Leisure Seizure is in many ways worth the wait, though it’s a decidedly humble effort, not epoch-making or with any feeling of broad significance. Like Jandek’s work, Vek’s songs sound drafted in solitude and completely foreign in nature, despite their use of familiar elements. The album is studded with hooks, but it’s also strangely prickly, a quality evidenced by the title, which seems to offer a punchy moniker for the record, but, in Vek’s Queen’s English, doesn’t actually rhyme. That quirk becomes clear via his pronunciation on “Seizemic,” a track that mostly runs on what sounds like electronic bellows, pumping steadily along.

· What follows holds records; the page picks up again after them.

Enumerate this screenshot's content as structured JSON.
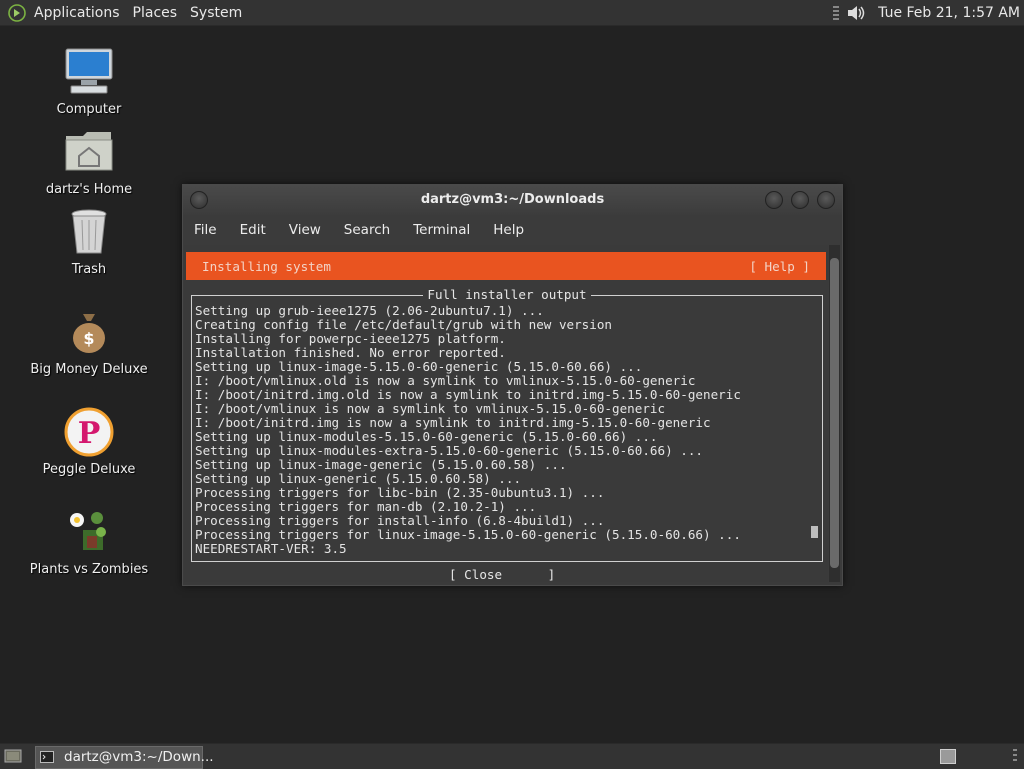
{
  "top_panel": {
    "menus": [
      "Applications",
      "Places",
      "System"
    ],
    "clock": "Tue Feb 21,  1:57 AM",
    "icons": [
      "gnome-foot-logo-icon",
      "volume-icon"
    ]
  },
  "desktop": {
    "icons": [
      {
        "label": "Computer",
        "icon": "computer-icon"
      },
      {
        "label": "dartz's Home",
        "icon": "home-folder-icon"
      },
      {
        "label": "Trash",
        "icon": "trash-icon"
      },
      {
        "label": "Big Money Deluxe",
        "icon": "money-bag-icon"
      },
      {
        "label": "Peggle Deluxe",
        "icon": "peggle-icon"
      },
      {
        "label": "Plants vs Zombies",
        "icon": "plants-vs-zombies-icon"
      }
    ]
  },
  "window": {
    "title": "dartz@vm3:~/Downloads",
    "menus": [
      "File",
      "Edit",
      "View",
      "Search",
      "Terminal",
      "Help"
    ]
  },
  "installer": {
    "header": "Installing system",
    "help": "[ Help ]",
    "output_title": "Full installer output",
    "lines": [
      "Setting up grub-ieee1275 (2.06-2ubuntu7.1) ...",
      "Creating config file /etc/default/grub with new version",
      "Installing for powerpc-ieee1275 platform.",
      "Installation finished. No error reported.",
      "Setting up linux-image-5.15.0-60-generic (5.15.0-60.66) ...",
      "I: /boot/vmlinux.old is now a symlink to vmlinux-5.15.0-60-generic",
      "I: /boot/initrd.img.old is now a symlink to initrd.img-5.15.0-60-generic",
      "I: /boot/vmlinux is now a symlink to vmlinux-5.15.0-60-generic",
      "I: /boot/initrd.img is now a symlink to initrd.img-5.15.0-60-generic",
      "Setting up linux-modules-5.15.0-60-generic (5.15.0-60.66) ...",
      "Setting up linux-modules-extra-5.15.0-60-generic (5.15.0-60.66) ...",
      "Setting up linux-image-generic (5.15.0.60.58) ...",
      "Setting up linux-generic (5.15.0.60.58) ...",
      "Processing triggers for libc-bin (2.35-0ubuntu3.1) ...",
      "Processing triggers for man-db (2.10.2-1) ...",
      "Processing triggers for install-info (6.8-4build1) ...",
      "Processing triggers for linux-image-5.15.0-60-generic (5.15.0-60.66) ...",
      "NEEDRESTART-VER: 3.5"
    ],
    "close": "[ Close      ]"
  },
  "bottom_panel": {
    "task_label": "dartz@vm3:~/Down..."
  },
  "colors": {
    "accent": "#e95420",
    "panel": "#333333",
    "desktop": "#222222"
  }
}
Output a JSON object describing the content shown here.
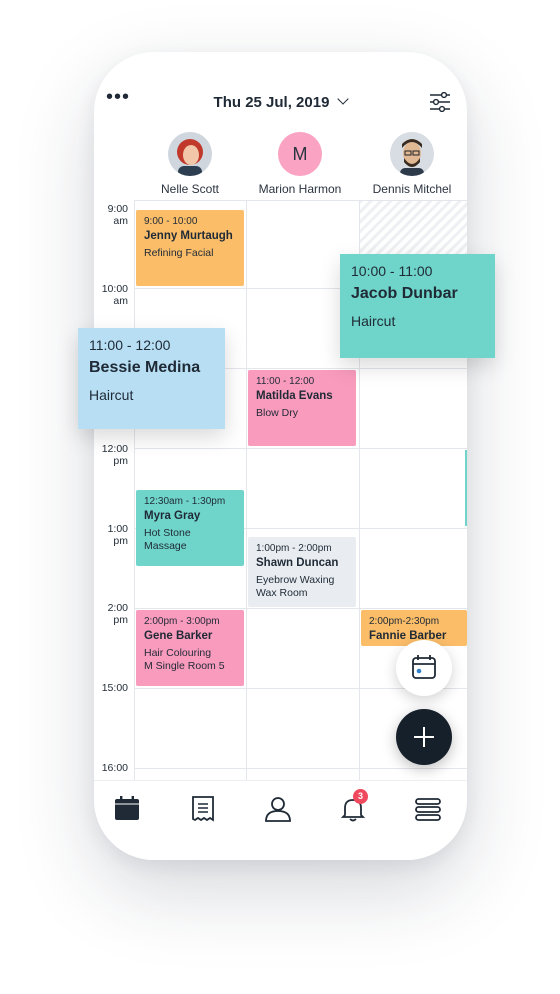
{
  "header": {
    "menu_glyph": "•••",
    "date": "Thu 25 Jul, 2019",
    "icons": [
      "more-icon",
      "chevron-down-icon",
      "filter-sliders-icon"
    ]
  },
  "staff": [
    {
      "name": "Nelle Scott",
      "avatar": "photo"
    },
    {
      "name": "Marion Harmon",
      "initial": "M",
      "color": "#fba3c3"
    },
    {
      "name": "Dennis Mitchel",
      "avatar": "photo"
    }
  ],
  "times": [
    {
      "label1": "9:00",
      "label2": "am"
    },
    {
      "label1": "10:00",
      "label2": "am"
    },
    {
      "label1": "12:00",
      "label2": "pm"
    },
    {
      "label1": "1:00",
      "label2": "pm"
    },
    {
      "label1": "2:00",
      "label2": "pm"
    },
    {
      "label1": "15:00",
      "label2": ""
    },
    {
      "label1": "16:00",
      "label2": ""
    }
  ],
  "appointments": [
    {
      "time": "9:00 - 10:00",
      "name": "Jenny Murtaugh",
      "service": "Refining Facial",
      "color": "#fbbd68"
    },
    {
      "time": "11:00 - 12:00",
      "name": "Matilda Evans",
      "service": "Blow Dry",
      "color": "#f99bbd"
    },
    {
      "time": "12:30am - 1:30pm",
      "name": "Myra Gray",
      "service": "Hot Stone",
      "service2": "Massage",
      "color": "#6fd4c9"
    },
    {
      "time": "1:00pm - 2:00pm",
      "name": "Shawn Duncan",
      "service": "Eyebrow Waxing",
      "service2": "Wax Room",
      "color": "#e9edf1"
    },
    {
      "time": "2:00pm - 3:00pm",
      "name": "Gene Barker",
      "service": "Hair Colouring",
      "service2": "M Single Room 5",
      "color": "#f99bbd"
    },
    {
      "time": "2:00pm-2:30pm",
      "name": "Fannie Barber",
      "color": "#fbbd68"
    }
  ],
  "floating_cards": [
    {
      "time": "10:00 - 11:00",
      "name": "Jacob Dunbar",
      "service": "Haircut",
      "color": "#6fd4c9"
    },
    {
      "time": "11:00 - 12:00",
      "name": "Bessie Medina",
      "service": "Haircut",
      "color": "#b7def3"
    }
  ],
  "nav": {
    "items": [
      "calendar-icon",
      "receipt-icon",
      "user-icon",
      "bell-icon",
      "menu-stack-icon"
    ],
    "badge": "3"
  },
  "fab": {
    "icons": [
      "calendar-small-icon",
      "plus-icon"
    ]
  }
}
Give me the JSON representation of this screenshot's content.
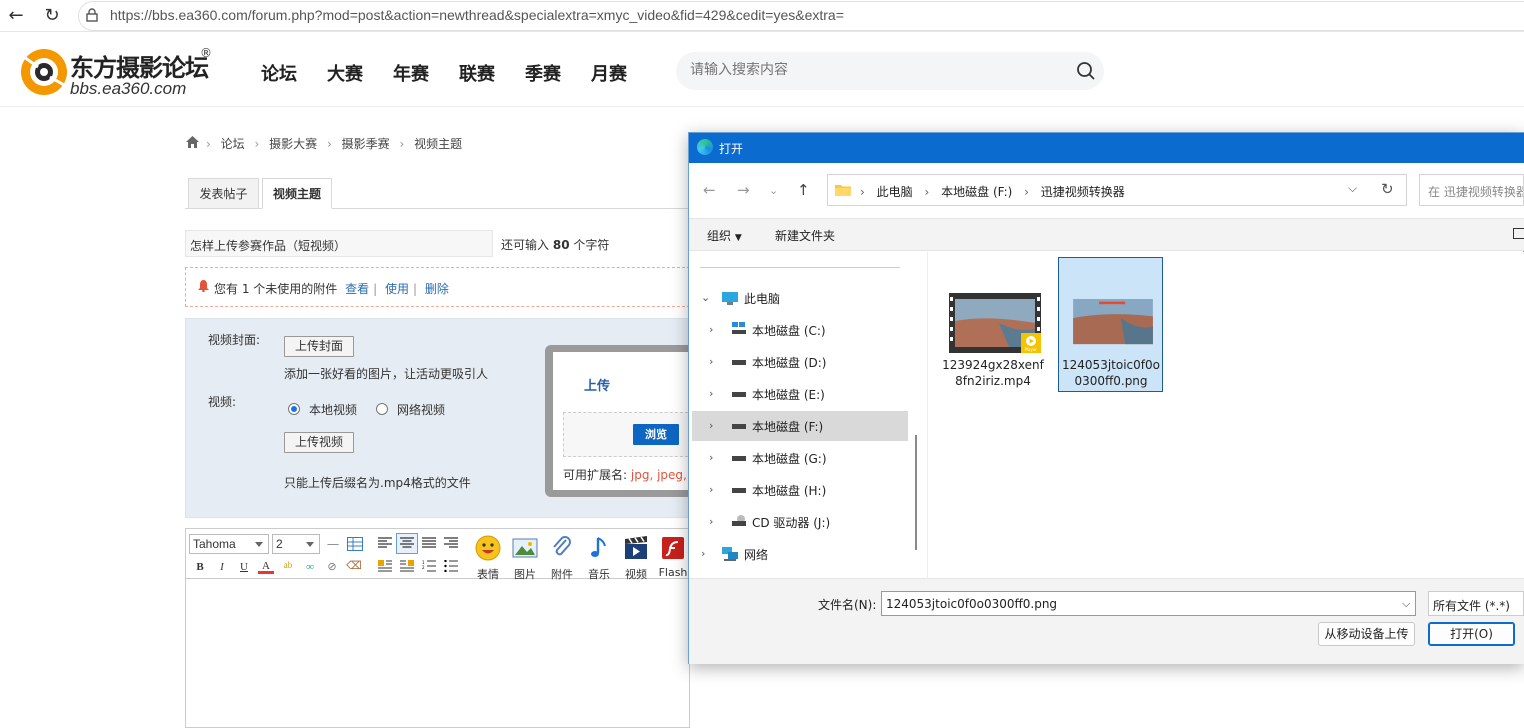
{
  "browser": {
    "url": "https://bbs.ea360.com/forum.php?mod=post&action=newthread&specialextra=xmyc_video&fid=429&cedit=yes&extra="
  },
  "site": {
    "logo_cn": "东方摄影论坛",
    "logo_en": "bbs.ea360.com",
    "logo_reg": "®",
    "nav": [
      "论坛",
      "大赛",
      "年赛",
      "联赛",
      "季赛",
      "月赛"
    ],
    "search_placeholder": "请输入搜索内容"
  },
  "breadcrumb": [
    "论坛",
    "摄影大赛",
    "摄影季赛",
    "视频主题"
  ],
  "tabs": [
    "发表帖子",
    "视频主题"
  ],
  "subject": {
    "value": "怎样上传参赛作品（短视频）",
    "remain_prefix": "还可输入",
    "remain_count": "80",
    "remain_suffix": "个字符"
  },
  "notice": {
    "text": "您有 1 个未使用的附件",
    "view": "查看",
    "use": "使用",
    "delete": "删除",
    "sep": "|"
  },
  "video_form": {
    "cover_label": "视频封面:",
    "cover_button": "上传封面",
    "cover_hint": "添加一张好看的图片，让活动更吸引人",
    "video_label": "视频:",
    "radio_local": "本地视频",
    "radio_net": "网络视频",
    "upload_button": "上传视频",
    "format_hint": "只能上传后缀名为.mp4格式的文件"
  },
  "upload_popup": {
    "title": "上传",
    "browse": "浏览",
    "ext_label": "可用扩展名:",
    "ext_values": "jpg, jpeg, g"
  },
  "editor": {
    "font": "Tahoma",
    "size": "2",
    "tools": [
      "表情",
      "图片",
      "附件",
      "音乐",
      "视频",
      "Flash"
    ]
  },
  "dialog": {
    "title": "打开",
    "path": [
      "此电脑",
      "本地磁盘 (F:)",
      "迅捷视频转换器"
    ],
    "search_placeholder": "在 迅捷视频转换器 中搜索",
    "organize": "组织",
    "new_folder": "新建文件夹",
    "tree": [
      {
        "label": "此电脑",
        "icon": "computer-icon",
        "expanded": true
      },
      {
        "label": "本地磁盘 (C:)",
        "icon": "windows-drive-icon"
      },
      {
        "label": "本地磁盘 (D:)",
        "icon": "drive-icon"
      },
      {
        "label": "本地磁盘 (E:)",
        "icon": "drive-icon"
      },
      {
        "label": "本地磁盘 (F:)",
        "icon": "drive-icon",
        "selected": true
      },
      {
        "label": "本地磁盘 (G:)",
        "icon": "drive-icon"
      },
      {
        "label": "本地磁盘 (H:)",
        "icon": "drive-icon"
      },
      {
        "label": "CD 驱动器 (J:)",
        "icon": "cd-drive-icon"
      },
      {
        "label": "网络",
        "icon": "network-icon"
      }
    ],
    "files": [
      {
        "name": "123924gx28xenf8fn2iriz.mp4",
        "badge": "Player",
        "selected": false
      },
      {
        "name": "124053jtoic0f0o0300ff0.png",
        "selected": true
      }
    ],
    "filename_label": "文件名(N):",
    "filename_value": "124053jtoic0f0o0300ff0.png",
    "filetype": "所有文件 (*.*)",
    "mobile_upload": "从移动设备上传",
    "open": "打开(O)"
  },
  "colors": {
    "dialog_title_bg": "#0b6bce",
    "selected_bg": "#cce4f7",
    "link": "#2b6cb3",
    "accent_orange": "#f39800"
  }
}
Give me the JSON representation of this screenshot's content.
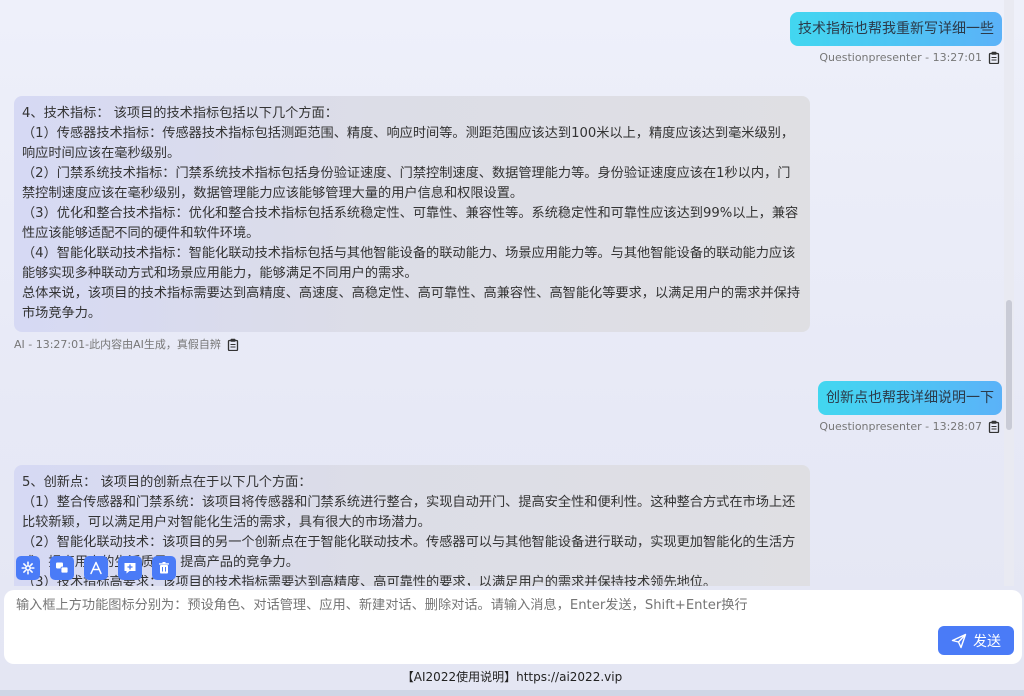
{
  "messages": {
    "user1": {
      "text": "技术指标也帮我重新写详细一些",
      "meta": "Questionpresenter - 13:27:01"
    },
    "ai1": {
      "lines": [
        "4、技术指标： 该项目的技术指标包括以下几个方面：",
        "（1）传感器技术指标：传感器技术指标包括测距范围、精度、响应时间等。测距范围应该达到100米以上，精度应该达到毫米级别，响应时间应该在毫秒级别。",
        "（2）门禁系统技术指标：门禁系统技术指标包括身份验证速度、门禁控制速度、数据管理能力等。身份验证速度应该在1秒以内，门禁控制速度应该在毫秒级别，数据管理能力应该能够管理大量的用户信息和权限设置。",
        "（3）优化和整合技术指标：优化和整合技术指标包括系统稳定性、可靠性、兼容性等。系统稳定性和可靠性应该达到99%以上，兼容性应该能够适配不同的硬件和软件环境。",
        "（4）智能化联动技术指标：智能化联动技术指标包括与其他智能设备的联动能力、场景应用能力等。与其他智能设备的联动能力应该能够实现多种联动方式和场景应用能力，能够满足不同用户的需求。",
        "总体来说，该项目的技术指标需要达到高精度、高速度、高稳定性、高可靠性、高兼容性、高智能化等要求，以满足用户的需求并保持市场竞争力。"
      ],
      "meta": "AI - 13:27:01-此内容由AI生成，真假自辨"
    },
    "user2": {
      "text": "创新点也帮我详细说明一下",
      "meta": "Questionpresenter - 13:28:07"
    },
    "ai2": {
      "lines": [
        "5、创新点： 该项目的创新点在于以下几个方面：",
        "（1）整合传感器和门禁系统：该项目将传感器和门禁系统进行整合，实现自动开门、提高安全性和便利性。这种整合方式在市场上还比较新颖，可以满足用户对智能化生活的需求，具有很大的市场潜力。",
        "（2）智能化联动技术：该项目的另一个创新点在于智能化联动技术。传感器可以与其他智能设备进行联动，实现更加智能化的生活方式，提高用户的生活质量，提高产品的竞争力。",
        "（3）技术指标高要求：该项目的技术指标需要达到高精度、高可靠性的要求，以满足用户的需求并保持技术领先地位。"
      ]
    }
  },
  "toolbar": {
    "icons": [
      "gear-icon",
      "conversation-icon",
      "apps-icon",
      "new-chat-icon",
      "delete-icon"
    ]
  },
  "input": {
    "placeholder": "输入框上方功能图标分别为：预设角色、对话管理、应用、新建对话、删除对话。请输入消息，Enter发送，Shift+Enter换行"
  },
  "send_label": "发送",
  "footer": "【AI2022使用说明】https://ai2022.vip",
  "colors": {
    "accent": "#4a7bf7",
    "user_bubble_start": "#42d7f0",
    "user_bubble_end": "#5bb2f8"
  }
}
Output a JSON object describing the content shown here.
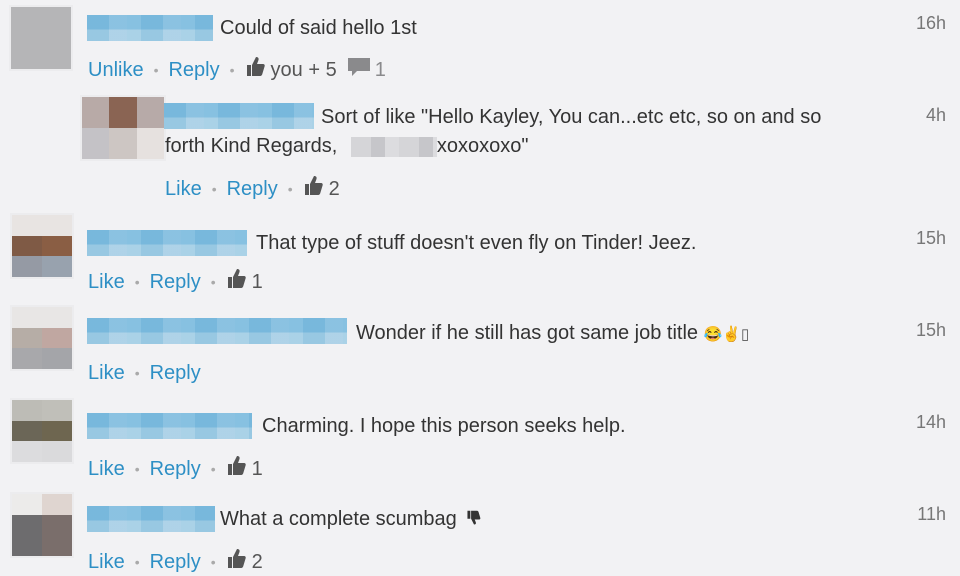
{
  "colors": {
    "link": "#2d8fc5",
    "text": "#333333",
    "timestamp": "#777777",
    "background": "#f2f2f4"
  },
  "comments": [
    {
      "text": "Could of said hello 1st",
      "time": "16h",
      "actions": {
        "like_label": "Unlike",
        "reply_label": "Reply",
        "like_icon": "thumbs-up-icon",
        "likes": "you + 5",
        "reply_icon": "speech-bubble-icon",
        "replies": "1"
      }
    },
    {
      "reply": true,
      "text_line1": "Sort of like  \"Hello Kayley,  You can...etc etc, so on and so",
      "text_line2a": "forth  Kind Regards,",
      "text_line2b": "xoxoxoxo\"",
      "time": "4h",
      "actions": {
        "like_label": "Like",
        "reply_label": "Reply",
        "like_icon": "thumbs-up-icon",
        "likes": "2"
      }
    },
    {
      "text": "That type of stuff doesn't even fly on Tinder! Jeez.",
      "time": "15h",
      "actions": {
        "like_label": "Like",
        "reply_label": "Reply",
        "like_icon": "thumbs-up-icon",
        "likes": "1"
      }
    },
    {
      "text": "Wonder if he still has got same job title",
      "emoji": "😂✌▯",
      "time": "15h",
      "actions": {
        "like_label": "Like",
        "reply_label": "Reply"
      }
    },
    {
      "text": "Charming. I hope this person seeks help.",
      "time": "14h",
      "actions": {
        "like_label": "Like",
        "reply_label": "Reply",
        "like_icon": "thumbs-up-icon",
        "likes": "1"
      }
    },
    {
      "text": "What a complete scumbag",
      "trailing_icon": "thumbs-down-icon",
      "time": "11h",
      "actions": {
        "like_label": "Like",
        "reply_label": "Reply",
        "like_icon": "thumbs-up-icon",
        "likes": "2"
      }
    }
  ],
  "separator": "•"
}
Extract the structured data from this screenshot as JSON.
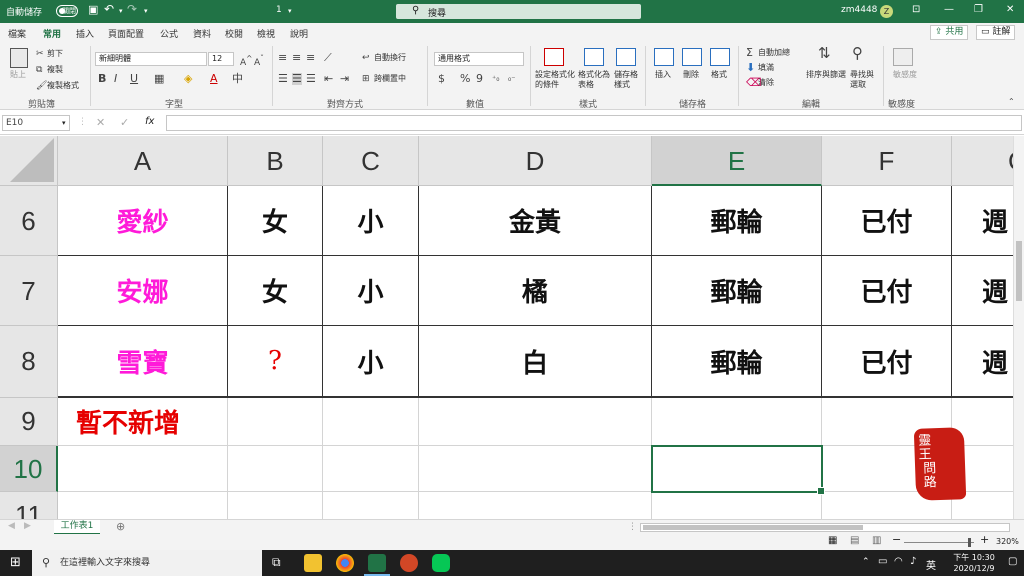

Mostly, these songs value small pieces, built off recurring synth motifs and chunks of glittery electronic noise, which leaves them feeling like repurposed rap beats. At the same time, a song like “Aroused,” with its artificial drums and goofy sound effects, could be an Ariel Pink track, were it smeared with grime and attitude. But Vek doesn’t subscribe to most trappings of modernity, meaning that experiments like this are fierce and irony free, his nose seemingly placed squarely to the grindstone.

Like We Have Sound, Leisure Seizure feels inimitable not because of any great innovation or genius, but for the way it seemingly exists in its own perfectly contained universe. The same might be said for the man himself, who—by releasing a not incredibly ambitious, similarly toned album after a six-year hiatus—risks seeming completely detached from reality. But in some ways, that’s what makes Vek so attractive: He’s an outsider whose work feels like an expression of his own weirdo sovereignty.

Release Date
June 7, 2011